  2. Protection from financial liability.


The Politics of Nation Building after the War of 1812

The Republicans in Power

Monroe as President

  1. Prices fell
  2. Businesses failed
  3. Credited land was foreclosed

The Missouri Compromise

Postwar Nationalism & the Supreme Court

Nationalism in Foreign Policy: The Monroe Doctrine

  1. Europeans were no longer allowed to establish colonies in the Americas.
  2. The United States would not interfere in European affairs.
  3. It called for North America being composed of two separate independent republics.


Democracy in Theory & Practice

In the 1820s and 1830s democracy came to be knows as the standard by which American systems operated. The Jacksonian view was that people were completely sovereign and could do no wrong. Democracy also served as a advocate of social leveling. This enabled the "self-made man" to occupy more public offices than before. This led to an equal opportunity for all men but not equal rewards for all men. The gap between rich/poor widened during this period.

The Democratic Ferment

President Andrew Jackson's election in 1828 symbolized the triumph of Democracy. By 1830, every U.S. State had universal male suffrage. This was not the intention of the founding fathers. Electors were selected by popular vote, not state legislatures. Jackson was a self-made man and he made himself a fortune. He came from rude circumstances to being a landowner with money and slaves. He was a common man: illiterate and an alcoholic. Jacksonian Democracy represented the failure by the Constitution to prevent the rise of democracy.

Democracy & Society

People increasingly believed that equality was the root of American society. There was an increasing amount of civil servants who refused to be treated as 2nd class citizens and demanded to eat at the same table as their masters, work short periods of time, etc.

Democratic Culture

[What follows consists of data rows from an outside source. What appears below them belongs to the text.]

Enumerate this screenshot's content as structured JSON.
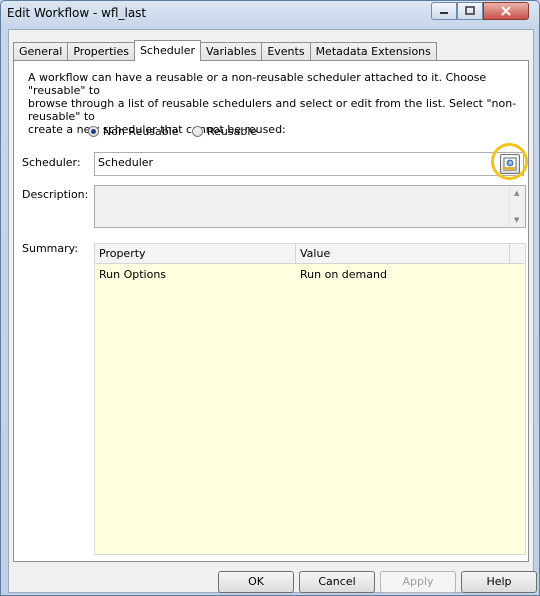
{
  "window": {
    "title": "Edit Workflow - wfl_last"
  },
  "tabs": [
    "General",
    "Properties",
    "Scheduler",
    "Variables",
    "Events",
    "Metadata Extensions"
  ],
  "active_tab": "Scheduler",
  "scheduler_tab": {
    "intro": "A workflow can have a reusable or a non-reusable scheduler attached to it.  Choose \"reusable\" to\nbrowse through a list of reusable schedulers and select or edit from the list.  Select \"non-reusable\" to\ncreate a new scheduler that cannot be reused:",
    "radio_non_reusable": "Non Reusable",
    "radio_reusable": "Reusable",
    "selected_option": "Non Reusable",
    "scheduler_label": "Scheduler:",
    "scheduler_value": "Scheduler",
    "description_label": "Description:",
    "description_value": "",
    "summary_label": "Summary:",
    "summary_columns": [
      "Property",
      "Value"
    ],
    "summary_rows": [
      {
        "property": "Run Options",
        "value": "Run on demand"
      }
    ]
  },
  "buttons": {
    "ok": "OK",
    "cancel": "Cancel",
    "apply": "Apply",
    "help": "Help"
  },
  "colors": {
    "summary_bg": "#ffffe0",
    "highlight": "#f2c21d"
  }
}
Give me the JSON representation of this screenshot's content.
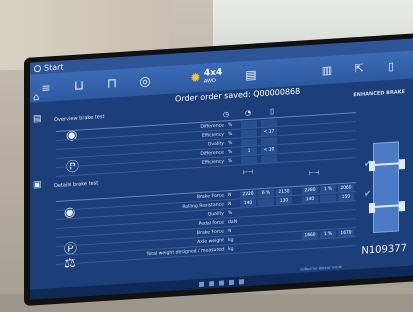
{
  "app": {
    "title": "Start"
  },
  "toolbar": {
    "mode_label": "4x4",
    "mode_sub": "AWD",
    "order_message": "Order order saved: Q00000868"
  },
  "overview": {
    "title": "Overview brake test",
    "rows": [
      {
        "label": "Difference",
        "unit": "%",
        "c1": "",
        "c2": ""
      },
      {
        "label": "Efficiency",
        "unit": "%",
        "c1": "",
        "c2": "< 17"
      },
      {
        "label": "Ovality",
        "unit": "%",
        "c1": "",
        "c2": ""
      },
      {
        "label": "Difference",
        "unit": "%",
        "c1": "1",
        "c2": "< 10"
      },
      {
        "label": "Efficiency",
        "unit": "%",
        "c1": "",
        "c2": ""
      }
    ]
  },
  "detail": {
    "title": "Details brake test",
    "rows": [
      {
        "label": "Brake Force",
        "unit": "N",
        "v": [
          "2220",
          "6 %",
          "2130",
          "2280",
          "1 %",
          "2060"
        ]
      },
      {
        "label": "Rolling Resistance",
        "unit": "N",
        "v": [
          "140",
          "",
          "130",
          "140",
          "",
          "150"
        ]
      },
      {
        "label": "Quality",
        "unit": "%",
        "v": [
          "",
          "",
          "",
          "",
          "",
          ""
        ]
      },
      {
        "label": "Pedal force",
        "unit": "daN",
        "v": [
          "",
          "",
          "",
          "",
          "",
          ""
        ]
      },
      {
        "label": "Brake Force",
        "unit": "N",
        "v": [
          "",
          "",
          "",
          "",
          "",
          ""
        ]
      },
      {
        "label": "Axle weight",
        "unit": "kg",
        "v": [
          "",
          "",
          "",
          "1660",
          "1 %",
          "1670"
        ]
      },
      {
        "label": "Total weight designed / measured",
        "unit": "kg",
        "v": [
          "",
          "",
          "",
          "",
          "",
          ""
        ]
      }
    ]
  },
  "brand_text": "ENHANCED BRAKE",
  "registration": "N109377",
  "footnote": "ssified for Reteat mode",
  "colors": {
    "screen_bg": "#1c3f7a",
    "toolbar": "#3b6cb6",
    "accent": "#f2c23b",
    "check": "#5cc0f2"
  }
}
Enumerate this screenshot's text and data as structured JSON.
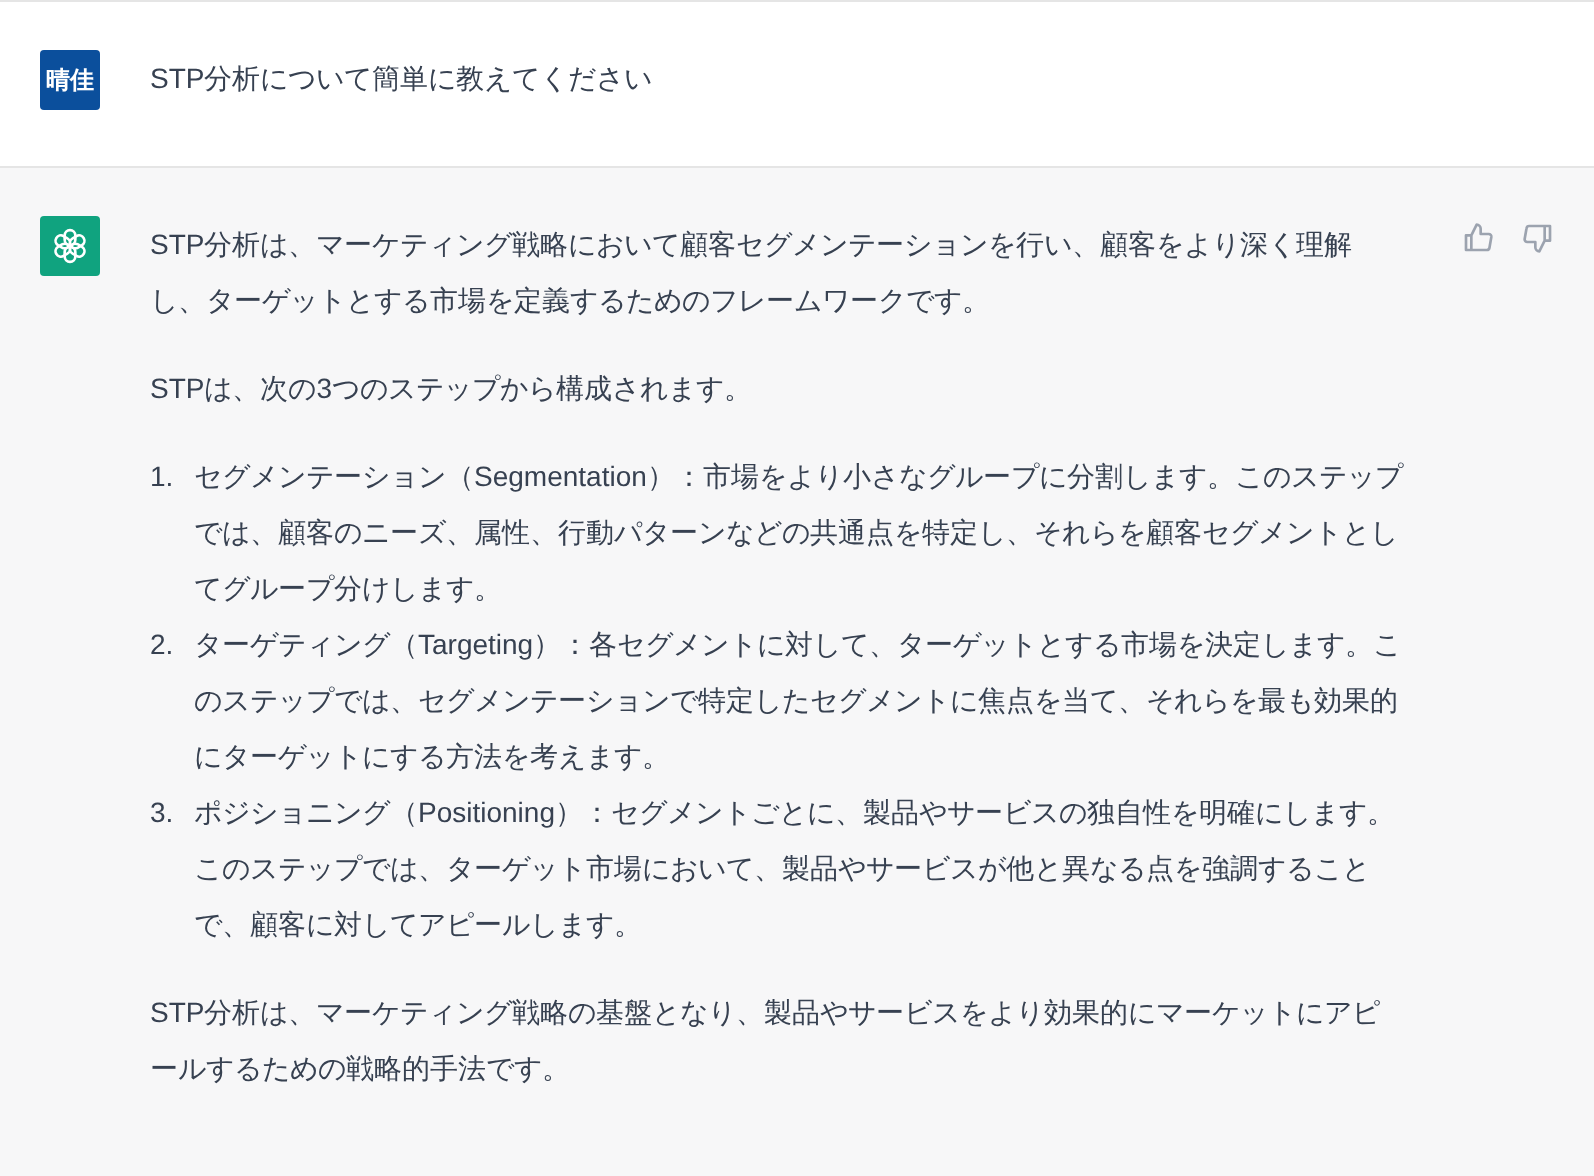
{
  "messages": [
    {
      "kind": "user",
      "avatar_label": "晴佳",
      "paragraphs": [
        "STP分析について簡単に教えてください"
      ]
    },
    {
      "kind": "assistant",
      "blocks": [
        {
          "kind": "paragraph",
          "text": "STP分析は、マーケティング戦略において顧客セグメンテーションを行い、顧客をより深く理解し、ターゲットとする市場を定義するためのフレームワークです。"
        },
        {
          "kind": "paragraph",
          "text": "STPは、次の3つのステップから構成されます。"
        },
        {
          "kind": "list",
          "items": [
            {
              "number": "1.",
              "text": "セグメンテーション（Segmentation）：市場をより小さなグループに分割します。このステップでは、顧客のニーズ、属性、行動パターンなどの共通点を特定し、それらを顧客セグメントとしてグループ分けします。"
            },
            {
              "number": "2.",
              "text": "ターゲティング（Targeting）：各セグメントに対して、ターゲットとする市場を決定します。このステップでは、セグメンテーションで特定したセグメントに焦点を当て、それらを最も効果的にターゲットにする方法を考えます。"
            },
            {
              "number": "3.",
              "text": "ポジショニング（Positioning）：セグメントごとに、製品やサービスの独自性を明確にします。このステップでは、ターゲット市場において、製品やサービスが他と異なる点を強調することで、顧客に対してアピールします。"
            }
          ]
        },
        {
          "kind": "paragraph",
          "text": "STP分析は、マーケティング戦略の基盤となり、製品やサービスをより効果的にマーケットにアピールするための戦略的手法です。"
        }
      ]
    }
  ]
}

Much of the art in the new democratic era focused on the common person. The romantic movement was also very popular in America and Europe. There was a rise in popular literature because of improved printing technology and a rise in literacy. Still, most believed that the woman’s place was in the home. Theatre also became increasingly popular during the Jacksonian era. Architecture and sculpture also saw great improvements in the 1820s and 1830s.


Jackson & the Politics of Democracy

The Election of 1824 & J.Q. Adam’s Administration

Jackson Comes to Power

Indian Removal

Nullification Crisis


The Emergence of the Whigs


The Pursuit of Perfection

The Rise of Evangelicalism

The Second Great Awakening: The Frontier Phase

The Second Great Awakening in the North

From Revivalism to Reform

Domesticity and Changes in the American Family

Marriage and Sex Roles

The Discovery of Childhood


The Extension of Education

Discovering the Asylum

Divisions in the Benevolent Empire


Movement to the Far West

Movement to the Far West

Borderlands of the 1830s

The Texas Revolution

The Republic of Texas

Trails of Trade and Settlement

The Mormon Trek


Manifest Destiny and the Mexican War

Tyler and Texas

The Triumph of Polk and Annexation

The Doctrine of Manifest Destiny

  1. Puritan idea that God is on the side of American expansion and that it is a god given right to expand.
  2. Free Development - the idea that American expansion is the expansion of freedom.
  3. The US’s population increase requires expansion to prevent social classes from forming.

Polk and the Oregon Question

War with Mexico


Internal Expansionism

The Triumph of the Railroad


Chance for L/G


"dibs" when bankrupt


No chance for loss or gain



Preferred Stock

Small Chance

Somewhat guaranteed


Common Stock


Not guaranteed


The Industrial Revolution Takes Off

Mass Immigration Begins

The New Working Class


  1. Enslavement was the status for blacks.
  2. Slavery was sanctioned by the Bible and Christianity.
  3. Slavery was consisted with the humanitarian spirit of the 19th century. Blacks needed caring for.